A satellite image of Taiwan’s capital Taipei. China could seek to disrupt US bases in the Asia-Pacific region should Beijing seek to militarily seize what it considers part of its territory. Credit: NASA
This may be a deliberate effect if China believes that the US public would focus more on crippled infrastructure at home than a crisis overseas in the event it activated its malware in US critical infrastructure ahead of an attack on Taiwan. China monitors global cyberspace heavily, allowing it to build up a detailed picture of both US infrastructure and public sentiments there.
Zhou said: “The Ministry of State Security can monitor a lot of what is going on [online]… With drones and the Internet of Things there is now the capability to monitor what is happening all over the world, and what is clear is that anything made by a Chinese company is vulnerable to the CCP control and to information gathering from China. They are selling this type of equipment [smart devices] all over the world. As a result, they have access to the data [collected].
“For example, [with the apps] WeChat and TikTok and all this software [made in China], you can imagine the data collected is quite a lot. There’s no way you can avoid revealing all this information to the Chinese Government if they want [it]. The companies are [legally] bound to do so. And people using these apps are becoming unwitting agents of information gathering [for China], even if you are just taking pictures as a tourist for example.”
Beijing denies, but what is the cyber threat?
Beijing has responded angrily to the claims by Microsoft, US intelligence officials and other international cybersecurity actors about the alleged activities of both Volt Typhoon and Storm-0558. Regarding Storm-0558’s alleged breach of senior US officials’ email systems, Chinese Foreign Ministry spokesperson Wang Wenbin said on 12 July that China had noted reports from the White House National Security Council regarding alleged Chinese responsibility for the security breach of Microsoft’s services which compromised the US State and Commerce department’s emails.
However, Chinese officials frequently cite instances of US cyberattacks or hacking while ignoring questions about their own country’s activities or denying them outright, and Wang followed this line when responding to questions about Beijing’s recent cyberoperations.
He told the assembled journalists: “I would like to say that in the past, it was usually the world’s number one hacking group—the US National Security Agency, which also serves as the US Cyber Force Command, that released such kind of disinformation. This time, it was the US National Security Council that made a public statement. Whatever agency spoke, it does not change the fact that the US is the world’s biggest hacking empire and global cyber thief.
“Since last year, cyber security institutions from China and elsewhere in the world have issued reports to reveal US Government’s cyber-attacks against China over the years, but the US has yet to make a response. It is high time that the US explained its cyber-attack activities and stopped spreading disinformation to deflect public attention.”

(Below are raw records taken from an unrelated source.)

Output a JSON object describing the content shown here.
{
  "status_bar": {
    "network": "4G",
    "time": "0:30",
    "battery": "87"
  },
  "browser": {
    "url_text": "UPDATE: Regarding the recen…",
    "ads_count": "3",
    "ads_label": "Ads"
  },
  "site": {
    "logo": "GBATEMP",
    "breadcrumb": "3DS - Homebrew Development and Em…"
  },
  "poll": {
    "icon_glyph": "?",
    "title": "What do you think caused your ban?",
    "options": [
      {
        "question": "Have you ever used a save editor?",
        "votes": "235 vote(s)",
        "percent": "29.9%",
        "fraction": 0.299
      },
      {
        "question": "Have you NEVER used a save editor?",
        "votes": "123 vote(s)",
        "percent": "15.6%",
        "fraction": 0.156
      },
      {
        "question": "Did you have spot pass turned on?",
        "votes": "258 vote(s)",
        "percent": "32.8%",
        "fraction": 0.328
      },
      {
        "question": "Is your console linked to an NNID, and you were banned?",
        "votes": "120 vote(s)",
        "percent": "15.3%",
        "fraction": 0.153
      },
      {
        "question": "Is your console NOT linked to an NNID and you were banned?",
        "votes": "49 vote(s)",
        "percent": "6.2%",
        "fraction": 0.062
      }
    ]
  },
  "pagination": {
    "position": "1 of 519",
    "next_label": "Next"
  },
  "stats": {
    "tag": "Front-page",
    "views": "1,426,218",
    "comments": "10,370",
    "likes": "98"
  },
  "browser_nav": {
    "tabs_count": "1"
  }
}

In turn, Zhou believes the cyberthreat from China is higher than most ordinary people currently realise. “The CCP can bring disaster to anyone in the world with the click of a finger, that’s really what’s happening now. This has never happened before in the past, that there has been so much power connected to one regime which has no regard for human dignity or human lives.”